South Korea’s largest telecom company, KT Corporation, paid the SEC $6.3 million Thursday to resolve charges that it violated the Foreign Corrupt Practices Act by providing improper payments to government officials in South Korea and Vietnam.
In an internal administrative order, the SEC charged the Seoul-based company with violating the FCPA’s books and records and internal accounting controls provisions.
KT Corporation agreed to disgorge $2.3 million and pay a civil penalty of $3.5 million.
High-level executives in South Korea maintained “slush funds comprised of both off-the-books accounts and physical stashes of cash” from at least 2009 to 2017. Executives and other employees used the slush funds to bribe government officials, the SEC said.
The bribes included gifts, entertainment, and “illegal political contributions” to members of the Korean National Assembly serving on committees relevant to KT’s business.
According to the SEC, the slush fund in South Korea totaled around $1.3 million.
Between 2015 and 2016, KT Corporation also made payments of over $1.6 million to three organizations at the request of high-level government officials.

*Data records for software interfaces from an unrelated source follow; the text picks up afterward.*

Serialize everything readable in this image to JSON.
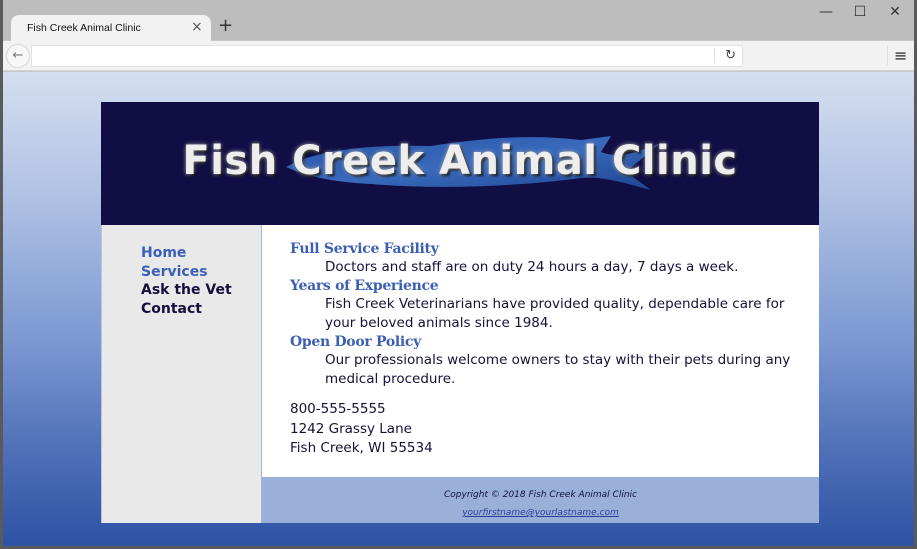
{
  "browser": {
    "tab_title": "Fish Creek Animal Clinic",
    "tab_close_icon": "×",
    "new_tab_icon": "+",
    "minimize_icon": "—",
    "maximize_icon": "☐",
    "close_icon": "✕",
    "back_icon": "←",
    "reload_icon": "↻",
    "menu_icon": "≡",
    "url": ""
  },
  "page": {
    "header_title": "Fish Creek Animal Clinic",
    "nav": [
      {
        "label": "Home",
        "state": "link"
      },
      {
        "label": "Services",
        "state": "link"
      },
      {
        "label": "Ask the Vet",
        "state": "visited"
      },
      {
        "label": "Contact",
        "state": "visited"
      }
    ],
    "sections": [
      {
        "heading": "Full Service Facility",
        "text": "Doctors and staff are on duty 24 hours a day, 7 days a week."
      },
      {
        "heading": "Years of Experience",
        "text": "Fish Creek Veterinarians have provided quality, dependable care for your beloved animals since 1984."
      },
      {
        "heading": "Open Door Policy",
        "text": "Our professionals welcome owners to stay with their pets during any medical procedure."
      }
    ],
    "contact": {
      "phone": "800-555-5555",
      "street": "1242 Grassy Lane",
      "city": "Fish Creek, WI 55534"
    },
    "footer": {
      "copyright": "Copyright © 2018 Fish Creek Animal Clinic",
      "email": "yourfirstname@yourlastname.com"
    },
    "colors": {
      "header_bg": "#110e45",
      "accent": "#3c5fb4",
      "nav_bg": "#e9e9e9",
      "footer_bg": "#9ab0d9"
    }
  }
}
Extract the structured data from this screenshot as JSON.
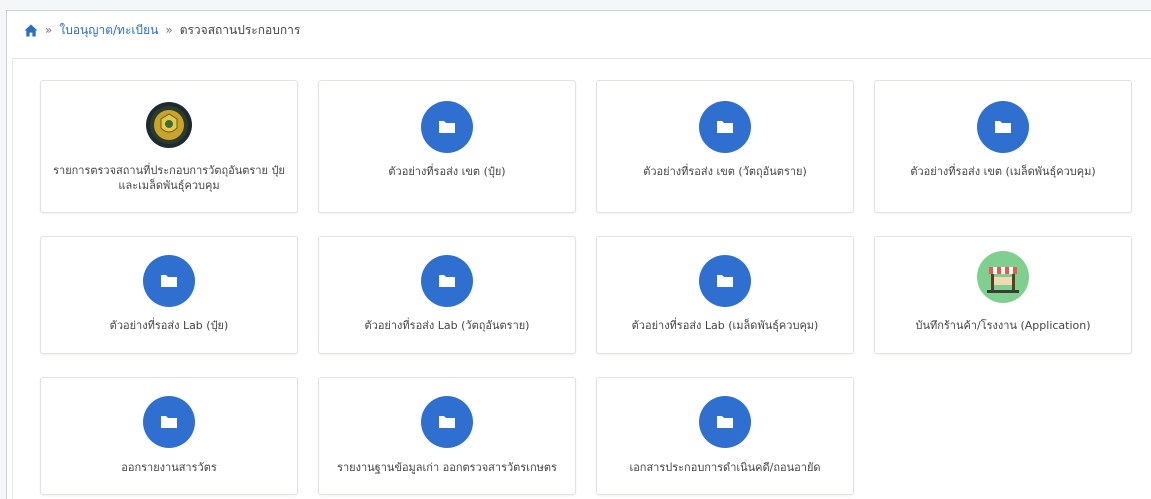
{
  "breadcrumb": {
    "home_icon": "home-icon",
    "separator": "»",
    "items": [
      "ใบอนุญาต/ทะเบียน",
      "ตรวจสถานประกอบการ"
    ]
  },
  "colors": {
    "accent": "#2b6fc2",
    "folder_circle": "#2f6fcf"
  },
  "cards": [
    {
      "label": "รายการตรวจสถานที่ประกอบการวัตถุอันตราย ปุ๋ย และเมล็ดพันธุ์ควบคุม",
      "icon": "department-seal-icon"
    },
    {
      "label": "ตัวอย่างที่รอส่ง เขต (ปุ๋ย)",
      "icon": "folder-icon"
    },
    {
      "label": "ตัวอย่างที่รอส่ง เขต (วัตถุอันตราย)",
      "icon": "folder-icon"
    },
    {
      "label": "ตัวอย่างที่รอส่ง เขต (เมล็ดพันธุ์ควบคุม)",
      "icon": "folder-icon"
    },
    {
      "label": "ตัวอย่างที่รอส่ง Lab (ปุ๋ย)",
      "icon": "folder-icon"
    },
    {
      "label": "ตัวอย่างที่รอส่ง Lab (วัตถุอันตราย)",
      "icon": "folder-icon"
    },
    {
      "label": "ตัวอย่างที่รอส่ง Lab (เมล็ดพันธุ์ควบคุม)",
      "icon": "folder-icon"
    },
    {
      "label": "บันทึกร้านค้า/โรงงาน (Application)",
      "icon": "shop-icon"
    },
    {
      "label": "ออกรายงานสารวัตร",
      "icon": "folder-icon"
    },
    {
      "label": "รายงานฐานข้อมูลเก่า ออกตรวจสารวัตรเกษตร",
      "icon": "folder-icon"
    },
    {
      "label": "เอกสารประกอบการดำเนินคดี/ถอนอายัด",
      "icon": "folder-icon"
    }
  ]
}
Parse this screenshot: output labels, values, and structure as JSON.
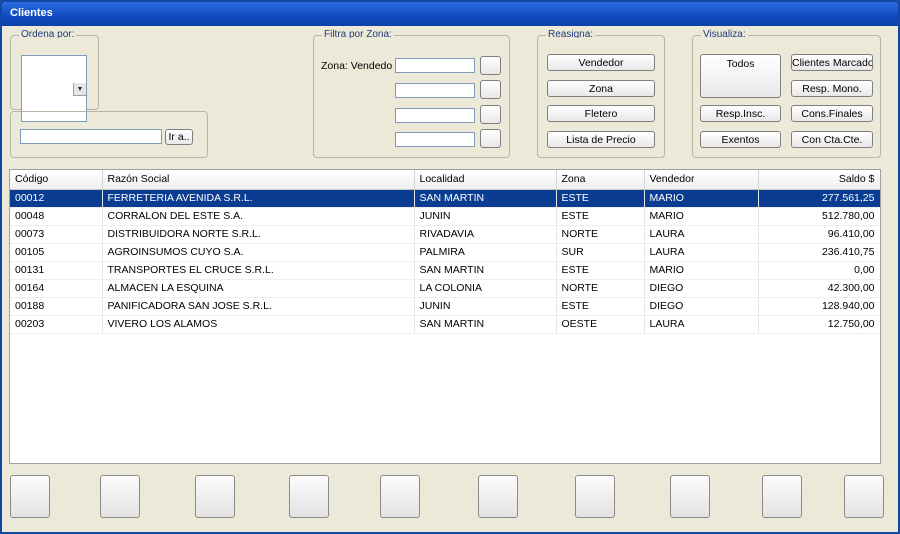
{
  "window": {
    "title": "Clientes"
  },
  "ordena": {
    "label": "Ordena por:",
    "search_value": "",
    "go_button": "Ir a.."
  },
  "filtra": {
    "label": "Filtra por Zona:",
    "zona_label": "Zona: Vendedor"
  },
  "reasigna": {
    "label": "Reasigna:",
    "buttons": [
      "Vendedor",
      "Zona",
      "Fletero",
      "Lista de Precio"
    ]
  },
  "visualiza": {
    "label": "Visualiza:",
    "todos": "Todos",
    "clientes_marcados": "Clientes Marcados",
    "resp_mono": "Resp. Mono.",
    "resp_insc": "Resp.Insc.",
    "cons_finales": "Cons.Finales",
    "exentos": "Exentos",
    "con_cta_cte": "Con Cta.Cte."
  },
  "grid": {
    "headers": [
      "Código",
      "Razón Social",
      "Localidad",
      "Zona",
      "Vendedor",
      "Saldo $"
    ],
    "rows": [
      [
        "00012",
        "FERRETERIA AVENIDA S.R.L.",
        "SAN MARTIN",
        "ESTE",
        "MARIO",
        "277.561,25"
      ],
      [
        "00048",
        "CORRALON DEL ESTE S.A.",
        "JUNIN",
        "ESTE",
        "MARIO",
        "512.780,00"
      ],
      [
        "00073",
        "DISTRIBUIDORA NORTE S.R.L.",
        "RIVADAVIA",
        "NORTE",
        "LAURA",
        "96.410,00"
      ],
      [
        "00105",
        "AGROINSUMOS CUYO S.A.",
        "PALMIRA",
        "SUR",
        "LAURA",
        "236.410,75"
      ],
      [
        "00131",
        "TRANSPORTES EL CRUCE S.R.L.",
        "SAN MARTIN",
        "ESTE",
        "MARIO",
        "0,00"
      ],
      [
        "00164",
        "ALMACEN LA ESQUINA",
        "LA COLONIA",
        "NORTE",
        "DIEGO",
        "42.300,00"
      ],
      [
        "00188",
        "PANIFICADORA SAN JOSE S.R.L.",
        "JUNIN",
        "ESTE",
        "DIEGO",
        "128.940,00"
      ],
      [
        "00203",
        "VIVERO LOS ALAMOS",
        "SAN MARTIN",
        "OESTE",
        "LAURA",
        "12.750,00"
      ]
    ],
    "selected_row": 0
  },
  "colors": {
    "title_bar": "#0f4bc0",
    "selection": "#0a3d91",
    "background": "#ece9d8"
  }
}
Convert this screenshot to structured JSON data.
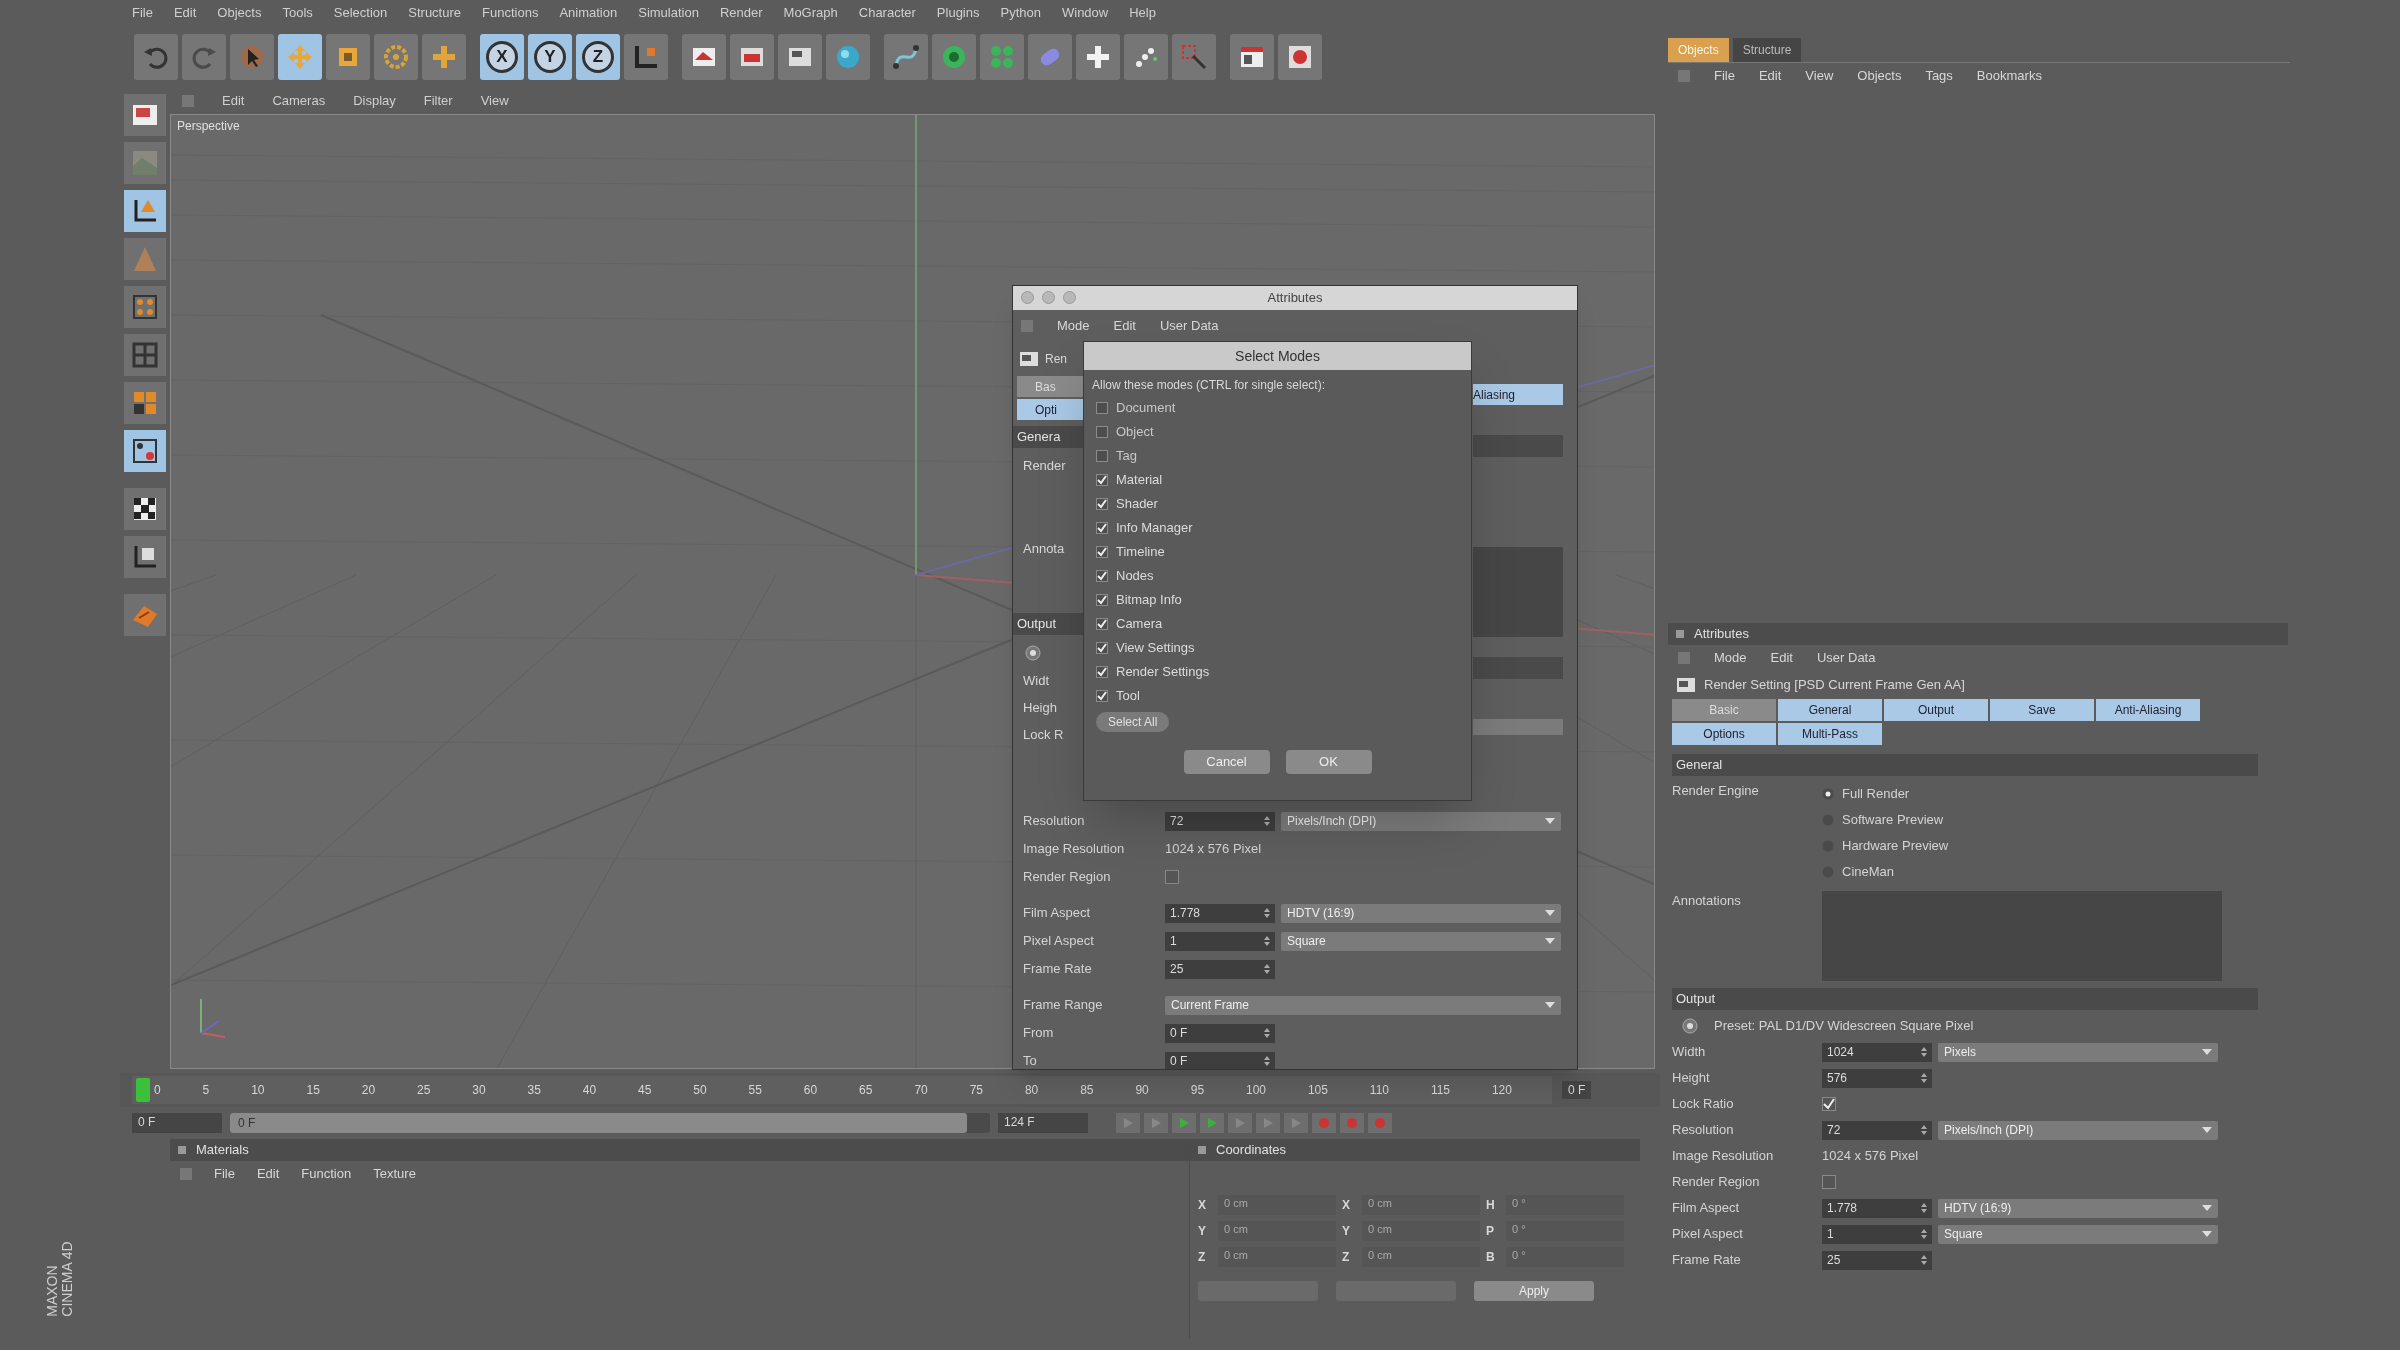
{
  "menu_bar": [
    "File",
    "Edit",
    "Objects",
    "Tools",
    "Selection",
    "Structure",
    "Functions",
    "Animation",
    "Simulation",
    "Render",
    "MoGraph",
    "Character",
    "Plugins",
    "Python",
    "Window",
    "Help"
  ],
  "toolbar": [
    {
      "kind": "icon",
      "active": false
    },
    {
      "kind": "icon",
      "active": false
    },
    {
      "kind": "icon",
      "active": false
    },
    {
      "kind": "icon",
      "active": true
    },
    {
      "kind": "icon",
      "active": false
    },
    {
      "kind": "icon",
      "active": false
    },
    {
      "kind": "icon",
      "active": false
    },
    {
      "kind": "axis",
      "label": "X",
      "active": true
    },
    {
      "kind": "axis",
      "label": "Y",
      "active": true
    },
    {
      "kind": "axis",
      "label": "Z",
      "active": true
    },
    {
      "kind": "icon",
      "active": false
    },
    {
      "kind": "icon",
      "active": false
    },
    {
      "kind": "icon",
      "active": false
    },
    {
      "kind": "icon",
      "active": false
    },
    {
      "kind": "icon",
      "active": false
    },
    {
      "kind": "icon",
      "active": false
    },
    {
      "kind": "icon",
      "active": false
    },
    {
      "kind": "icon",
      "active": false
    },
    {
      "kind": "icon",
      "active": false
    },
    {
      "kind": "icon",
      "active": false
    },
    {
      "kind": "icon",
      "active": false
    },
    {
      "kind": "icon",
      "active": false
    },
    {
      "kind": "icon",
      "active": false
    },
    {
      "kind": "icon",
      "active": false
    }
  ],
  "left_tools": [
    {
      "active": false
    },
    {
      "active": false
    },
    {
      "active": true
    },
    {
      "active": false
    },
    {
      "active": false
    },
    {
      "active": false
    },
    {
      "active": false
    },
    {
      "active": true
    },
    {
      "active": false
    },
    {
      "active": false
    },
    {
      "active": false
    }
  ],
  "viewport": {
    "menu": [
      "Edit",
      "Cameras",
      "Display",
      "Filter",
      "View"
    ],
    "label": "Perspective"
  },
  "timeline": {
    "ticks": [
      "0",
      "5",
      "10",
      "15",
      "20",
      "25",
      "30",
      "35",
      "40",
      "45",
      "50",
      "55",
      "60",
      "65",
      "70",
      "75",
      "80",
      "85",
      "90",
      "95",
      "100",
      "105",
      "110",
      "115",
      "120"
    ],
    "frame_field": "0 F",
    "start_field": "0 F",
    "range": {
      "label": "0 F",
      "level": 0.97
    },
    "end_field": "124 F"
  },
  "materials": {
    "title": "Materials",
    "menu": [
      "File",
      "Edit",
      "Function",
      "Texture"
    ]
  },
  "coordinates": {
    "title": "Coordinates",
    "rows": [
      [
        "X",
        "0 cm",
        "X",
        "0 cm",
        "H",
        "0 °"
      ],
      [
        "Y",
        "0 cm",
        "Y",
        "0 cm",
        "P",
        "0 °"
      ],
      [
        "Z",
        "0 cm",
        "Z",
        "0 cm",
        "B",
        "0 °"
      ]
    ],
    "apply": "Apply"
  },
  "brand": [
    "MAXON",
    "CINEMA 4D"
  ],
  "object_manager": {
    "tabs": [
      {
        "label": "Objects",
        "selected": true
      },
      {
        "label": "Structure",
        "selected": false
      }
    ],
    "menu": [
      "File",
      "Edit",
      "View",
      "Objects",
      "Tags",
      "Bookmarks"
    ]
  },
  "attributes_panel": {
    "title": "Attributes",
    "menu": [
      "Mode",
      "Edit",
      "User Data"
    ],
    "heading": "Render Setting [PSD Current Frame Gen AA]",
    "tabs": [
      [
        {
          "label": "Basic",
          "selected": false
        },
        {
          "label": "General",
          "selected": true
        },
        {
          "label": "Output",
          "selected": true
        },
        {
          "label": "Save",
          "selected": true
        },
        {
          "label": "Anti-Aliasing",
          "selected": true
        }
      ],
      [
        {
          "label": "Options",
          "selected": true
        },
        {
          "label": "Multi-Pass",
          "selected": true
        }
      ]
    ],
    "rows": [
      {
        "kind": "section",
        "label": "General"
      },
      {
        "kind": "radio",
        "label": "Render Engine",
        "options": [
          {
            "label": "Full Render",
            "selected": true
          },
          {
            "label": "Software Preview",
            "selected": false
          },
          {
            "label": "Hardware Preview",
            "selected": false
          },
          {
            "label": "CineMan",
            "selected": false
          }
        ]
      },
      {
        "kind": "textarea",
        "label": "Annotations"
      },
      {
        "kind": "section",
        "label": "Output"
      },
      {
        "kind": "preset",
        "label": "Preset: PAL D1/DV Widescreen Square Pixel"
      },
      {
        "kind": "field",
        "label": "Width",
        "value": "1024",
        "unit": "Pixels"
      },
      {
        "kind": "field",
        "label": "Height",
        "value": "576"
      },
      {
        "kind": "check",
        "label": "Lock Ratio",
        "checked": true
      },
      {
        "kind": "field",
        "label": "Resolution",
        "value": "72",
        "unit": "Pixels/Inch (DPI)"
      },
      {
        "kind": "text",
        "label": "Image Resolution",
        "value": "1024 x 576 Pixel"
      },
      {
        "kind": "check",
        "label": "Render Region",
        "checked": false
      },
      {
        "kind": "field",
        "label": "Film Aspect",
        "value": "1.778",
        "unit": "HDTV (16:9)"
      },
      {
        "kind": "field",
        "label": "Pixel Aspect",
        "value": "1",
        "unit": "Square"
      },
      {
        "kind": "field",
        "label": "Frame Rate",
        "value": "25"
      }
    ]
  },
  "attributes_dialog": {
    "title": "Attributes",
    "menu": [
      "Mode",
      "Edit",
      "User Data"
    ],
    "left_fragments": [
      {
        "kind": "header",
        "label": "Ren"
      },
      {
        "kind": "tab",
        "label": "Bas",
        "selected": false
      },
      {
        "kind": "tab",
        "label": "Opti",
        "selected": true
      },
      {
        "kind": "section",
        "label": "Genera"
      },
      {
        "kind": "label",
        "label": "Render"
      },
      {
        "kind": "textarea",
        "label": "Annota"
      },
      {
        "kind": "section",
        "label": "Output"
      },
      {
        "kind": "preset"
      },
      {
        "kind": "label",
        "label": "Widt"
      },
      {
        "kind": "label",
        "label": "Heigh"
      },
      {
        "kind": "label",
        "label": "Lock R"
      }
    ],
    "right_tab": {
      "label": "Aliasing",
      "selected": true
    },
    "rows": [
      {
        "kind": "field",
        "label": "Resolution",
        "value": "72",
        "unit": "Pixels/Inch (DPI)"
      },
      {
        "kind": "text",
        "label": "Image Resolution",
        "value": "1024 x 576 Pixel"
      },
      {
        "kind": "check",
        "label": "Render Region",
        "checked": false
      },
      {
        "kind": "field",
        "label": "Film Aspect",
        "value": "1.778",
        "unit": "HDTV (16:9)"
      },
      {
        "kind": "field",
        "label": "Pixel Aspect",
        "value": "1",
        "unit": "Square"
      },
      {
        "kind": "field",
        "label": "Frame Rate",
        "value": "25"
      },
      {
        "kind": "dropdown",
        "label": "Frame Range",
        "value": "Current Frame"
      },
      {
        "kind": "field",
        "label": "From",
        "value": "0 F"
      },
      {
        "kind": "field",
        "label": "To",
        "value": "0 F"
      }
    ]
  },
  "select_modes": {
    "title": "Select Modes",
    "hint": "Allow these modes (CTRL for single select):",
    "modes": [
      {
        "label": "Document",
        "checked": false
      },
      {
        "label": "Object",
        "checked": false
      },
      {
        "label": "Tag",
        "checked": false
      },
      {
        "label": "Material",
        "checked": true
      },
      {
        "label": "Shader",
        "checked": true
      },
      {
        "label": "Info Manager",
        "checked": true
      },
      {
        "label": "Timeline",
        "checked": true
      },
      {
        "label": "Nodes",
        "checked": true
      },
      {
        "label": "Bitmap Info",
        "checked": true
      },
      {
        "label": "Camera",
        "checked": true
      },
      {
        "label": "View Settings",
        "checked": true
      },
      {
        "label": "Render Settings",
        "checked": true
      },
      {
        "label": "Tool",
        "checked": true
      }
    ],
    "select_all": "Select All",
    "cancel": "Cancel",
    "ok": "OK"
  }
}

Two of the payments were made at the instruction of the Blue House, Korea’s presidential residence and office, the SEC said.
In Vietnam, between 2014 and 2018, KT Corporation “lacked sufficient internal accounting controls regarding third parties and no relevant compliance policies regarding due diligence,” the SEC said.
The company arranged with a construction company in Vietnam to pay a bribe of about $95,000 to a high-level official in 2014. KT Corporation later falsely booked a $200,000 payment to the construction company as “Support/consulting for performance of the business (completed).”
KT Corporation first disclosed the investigation into its operations in South Korea in April 2017, according to data from FCPA Tracker.
The company has over 16.4 million total subscribers and 23,000 employees.
In November 2021, South Korean authorities indicted KT Corporation and 14 executives for criminal violations related to illegal political contributions from the slush funds.
The SEC said KT Corporation did not self-report the FCPA violations but “did cooperate with the [SEC’s] investigation by providing translations or summaries of some relevant documents, providing certain facts developed in its own internal investigation, and making certain current and former employees available . . . including those who needed to travel to the United States.”
As part of Thursday’s settlement, the company agreed to report to the SEC every six months for two years about “the status of its remediation and implementation of compliance measures.”